We sometimes do this with our entire corpus. (Our actual production indexing strategy is still in formation). The straightforward way to do this is to export a giant marc file to disk, and then sic SolrMarc on the giant marc file.
But there are significant speed gains from piping the export directly to SolrMarc. The export and SolrMarc can run in parallel (main advantage, probably), and you also skip the disk writes and reads for that intermediate file you don’t really need (possibly some perf advantage, and also you don’t need a buncha disk space and need to clean up after yourself). It’s also just convenient to be able to just run one command (a rake task I made), and essentially index our ILS without having to worry about intermediate files. (There are logs written for both the exporter and SolrMarc, which the automated process scans for error messages and alerts the operator. Or at least it will soon.)
SolrMarc can read from stdin, and our ILS Marc exporter can write to stdout, so easy to chain them together with a standard unix pipe.
I did a test export of a 500k range of bibs in our ILS. There are at most actually 490756 records in that range, but possibly fewer since we’re actually only exporting records marked ‘public’, but i haven’t actually counted exact number, I’ll use 490756 as my number to calculate estimated “records per minute” stats.
- Marc export to disk: 45 min — approx 182 records per/second
- SolrMarc index of that marc file on disk: 71 minutes — approx 115 rps

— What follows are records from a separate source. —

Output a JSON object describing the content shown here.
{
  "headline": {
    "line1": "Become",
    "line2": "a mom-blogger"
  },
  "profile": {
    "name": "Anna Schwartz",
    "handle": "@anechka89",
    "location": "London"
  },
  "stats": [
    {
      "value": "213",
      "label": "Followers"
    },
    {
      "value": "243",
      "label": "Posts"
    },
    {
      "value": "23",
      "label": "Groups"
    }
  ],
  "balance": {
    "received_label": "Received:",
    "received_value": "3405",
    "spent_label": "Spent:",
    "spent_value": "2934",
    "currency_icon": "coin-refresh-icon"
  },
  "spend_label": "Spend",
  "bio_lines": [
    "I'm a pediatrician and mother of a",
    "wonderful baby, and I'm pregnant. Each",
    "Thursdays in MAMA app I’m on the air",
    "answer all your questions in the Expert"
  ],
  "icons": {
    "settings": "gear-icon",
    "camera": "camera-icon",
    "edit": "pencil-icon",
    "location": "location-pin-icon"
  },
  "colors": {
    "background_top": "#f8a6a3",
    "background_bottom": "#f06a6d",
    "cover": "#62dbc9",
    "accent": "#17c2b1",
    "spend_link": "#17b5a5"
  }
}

- 45 min + 71 min == 6960 seconds — approx 70 rps
- Export piped directly to SolrMarc: 68 minutes — approx 120 rps
Now, my Marc export isn’t including item/copy/holdings information yet, which might slow it down some when it does. But since the limiting factor in the pipe seems to be SolrMarc, that probably won’t slow down the pipe, unless it slows down the export to be even slower than SolrMarc!
The fact that the piped run is slightly faster than SolrMarc all by itself may indicate some benefit to not having to hit the disk — or could just be non-random-sampling error, I just ran this thing once.

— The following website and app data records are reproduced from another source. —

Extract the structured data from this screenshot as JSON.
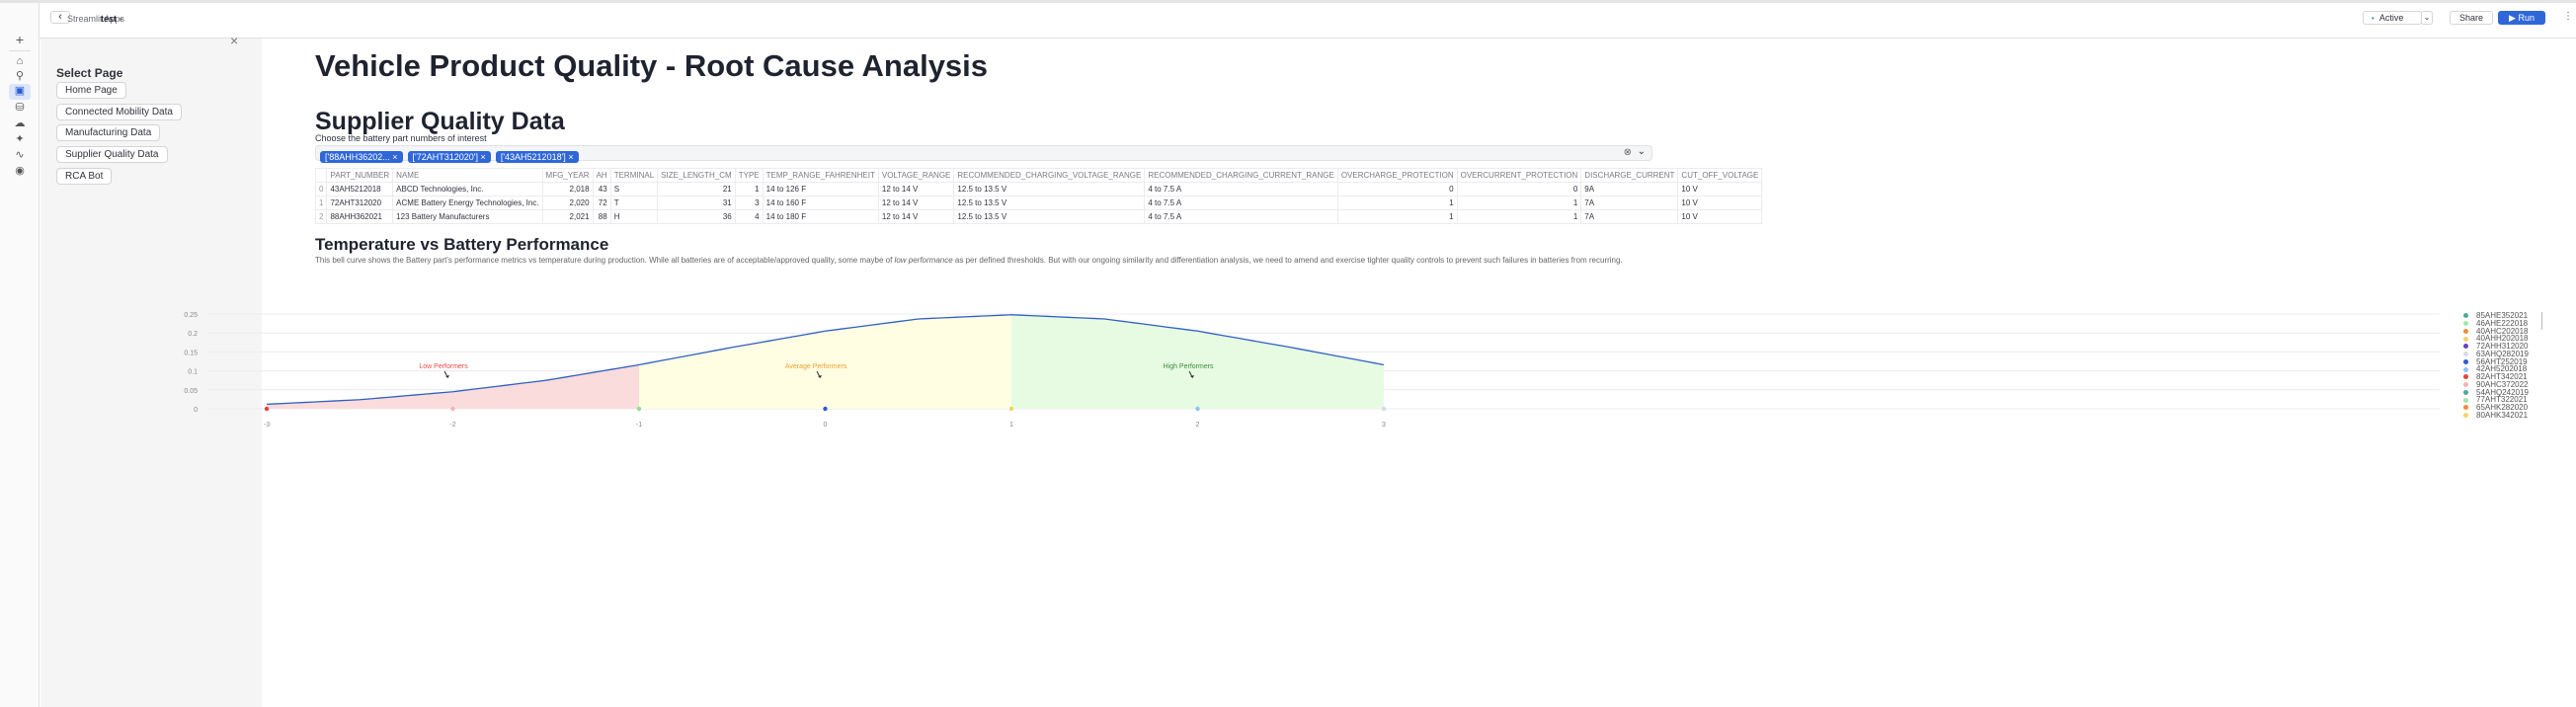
{
  "header": {
    "back_label": "‹",
    "breadcrumb_app": "Streamlit Apps",
    "breadcrumb_name": "test",
    "status": "Active",
    "share": "Share",
    "run": "Run",
    "status_color": "#2e9e6b",
    "accent": "#2f67d9"
  },
  "rail": {
    "items": [
      "plus",
      "home",
      "search",
      "streamlit",
      "database",
      "cloud",
      "sparkle",
      "activity",
      "shield"
    ]
  },
  "sidebar": {
    "close": "×",
    "title": "Select Page",
    "buttons": [
      "Home Page",
      "Connected Mobility Data",
      "Manufacturing Data",
      "Supplier Quality Data",
      "RCA Bot"
    ]
  },
  "main": {
    "title": "Vehicle Product Quality - Root Cause Analysis",
    "section_title": "Supplier Quality Data",
    "select_label": "Choose the battery part numbers of interest",
    "selected": [
      "['88AHH36202...",
      "['72AHT312020']",
      "['43AH5212018']"
    ],
    "table": {
      "columns": [
        "",
        "PART_NUMBER",
        "NAME",
        "MFG_YEAR",
        "AH",
        "TERMINAL",
        "SIZE_LENGTH_CM",
        "TYPE",
        "TEMP_RANGE_FAHRENHEIT",
        "VOLTAGE_RANGE",
        "RECOMMENDED_CHARGING_VOLTAGE_RANGE",
        "RECOMMENDED_CHARGING_CURRENT_RANGE",
        "OVERCHARGE_PROTECTION",
        "OVERCURRENT_PROTECTION",
        "DISCHARGE_CURRENT",
        "CUT_OFF_VOLTAGE"
      ],
      "rows": [
        [
          "0",
          "43AH5212018",
          "ABCD Technologies, Inc.",
          "2,018",
          "43",
          "S",
          "21",
          "1",
          "14 to 126 F",
          "12 to 14 V",
          "12.5 to 13.5 V",
          "4 to 7.5 A",
          "0",
          "0",
          "9A",
          "10 V"
        ],
        [
          "1",
          "72AHT312020",
          "ACME Battery Energy Technologies, Inc.",
          "2,020",
          "72",
          "T",
          "31",
          "3",
          "14 to 160 F",
          "12 to 14 V",
          "12.5 to 13.5 V",
          "4 to 7.5 A",
          "1",
          "1",
          "7A",
          "10 V"
        ],
        [
          "2",
          "88AHH362021",
          "123 Battery Manufacturers",
          "2,021",
          "88",
          "H",
          "36",
          "4",
          "14 to 180 F",
          "12 to 14 V",
          "12.5 to 13.5 V",
          "4 to 7.5 A",
          "1",
          "1",
          "7A",
          "10 V"
        ]
      ]
    },
    "chart_title": "Temperature vs Battery Performance",
    "chart_desc_1": "This bell curve shows the Battery part's performance metrics vs temperature during production. While all batteries are of acceptable/approved quality, some maybe of ",
    "chart_desc_em": "low performance",
    "chart_desc_2": " as per defined thresholds. But with our ongoing similarity and differentiation analysis, we need to amend and exercise tighter quality controls to prevent such failures in batteries from recurring."
  },
  "chart_data": {
    "type": "area",
    "x": [
      -3,
      -2.5,
      -2,
      -1.5,
      -1,
      -0.5,
      0,
      0.5,
      1,
      1.5,
      2,
      2.5,
      3
    ],
    "y": [
      0.012,
      0.024,
      0.045,
      0.075,
      0.116,
      0.162,
      0.205,
      0.237,
      0.248,
      0.237,
      0.205,
      0.162,
      0.116
    ],
    "xticks": [
      "-3",
      "-2",
      "-1",
      "0",
      "1",
      "2",
      "3"
    ],
    "yticks": [
      "0",
      "0.05",
      "0.1",
      "0.15",
      "0.2",
      "0.25"
    ],
    "xlim": [
      -3,
      3
    ],
    "ylim": [
      0,
      0.25
    ],
    "grid": true,
    "line_color": "#2f5fc4",
    "regions": [
      {
        "from": -3,
        "to": -1,
        "color": "#fadcdc",
        "label": "Low Performers",
        "label_color": "#f04848",
        "label_x": -2.05
      },
      {
        "from": -1,
        "to": 1,
        "color": "#fffde2",
        "label": "Average Performers",
        "label_color": "#f0a030",
        "label_x": -0.05
      },
      {
        "from": 1,
        "to": 3,
        "color": "#e6fbe2",
        "label": "High Performers",
        "label_color": "#3d8a3d",
        "label_x": 1.95
      }
    ],
    "points": [
      {
        "x": -3,
        "color": "#e8413a"
      },
      {
        "x": -2,
        "color": "#f3b3b3"
      },
      {
        "x": -1,
        "color": "#8ee08e"
      },
      {
        "x": 0,
        "color": "#2a5bd7"
      },
      {
        "x": 1,
        "color": "#f5d060"
      },
      {
        "x": 2,
        "color": "#8fc2f5"
      },
      {
        "x": 3,
        "color": "#d8d8e6"
      }
    ],
    "legend_position": "right",
    "legend": [
      {
        "name": "85AHE352021",
        "color": "#4aa89a"
      },
      {
        "name": "46AHE222018",
        "color": "#9de8a8"
      },
      {
        "name": "40AHC202018",
        "color": "#f08a3a"
      },
      {
        "name": "40AHH202018",
        "color": "#f8d070"
      },
      {
        "name": "72AHH312020",
        "color": "#6a3fc4"
      },
      {
        "name": "63AHQ282019",
        "color": "#d8dce8"
      },
      {
        "name": "56AHT252019",
        "color": "#2a5bd7"
      },
      {
        "name": "42AH5202018",
        "color": "#8fc2f5"
      },
      {
        "name": "82AHT342021",
        "color": "#e8413a"
      },
      {
        "name": "90AHC372022",
        "color": "#f3b3b3"
      },
      {
        "name": "54AHQ242019",
        "color": "#4aa89a"
      },
      {
        "name": "77AHT322021",
        "color": "#9de8a8"
      },
      {
        "name": "65AHK282020",
        "color": "#f08a3a"
      },
      {
        "name": "80AHK342021",
        "color": "#f8d070"
      }
    ]
  }
}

It’s good that SolrMarc is the limiting factor, because there are various ways we can speed up our indexing (using multiple threads, optimizing the code generally, throwing more hardware at it), but there aren’t very many good ways we can speed up our ILS export. So that gives us some room for improvement, probably approximately down to the limit of the exporter process by itself, approx 182 rps. Although actually that’s just against our test ILS, we’ll see if it gets any faster against production, but I doubt it, I think most of the bottleneck in the exporter is actually creating the marc records, not the database calls. (The exporter is third party code proprietary, so we can’t optimize it as easily, although we DO have a source license. But I hate working with Java these days, personally.). Wait, I could, on a multi-processor machine, partition the export of my corpus into separate processes each taking a portion of it and piping to solrmarc. That’d work, if the limiting factor in the export isn’t the db. If I ever have enough metal for that.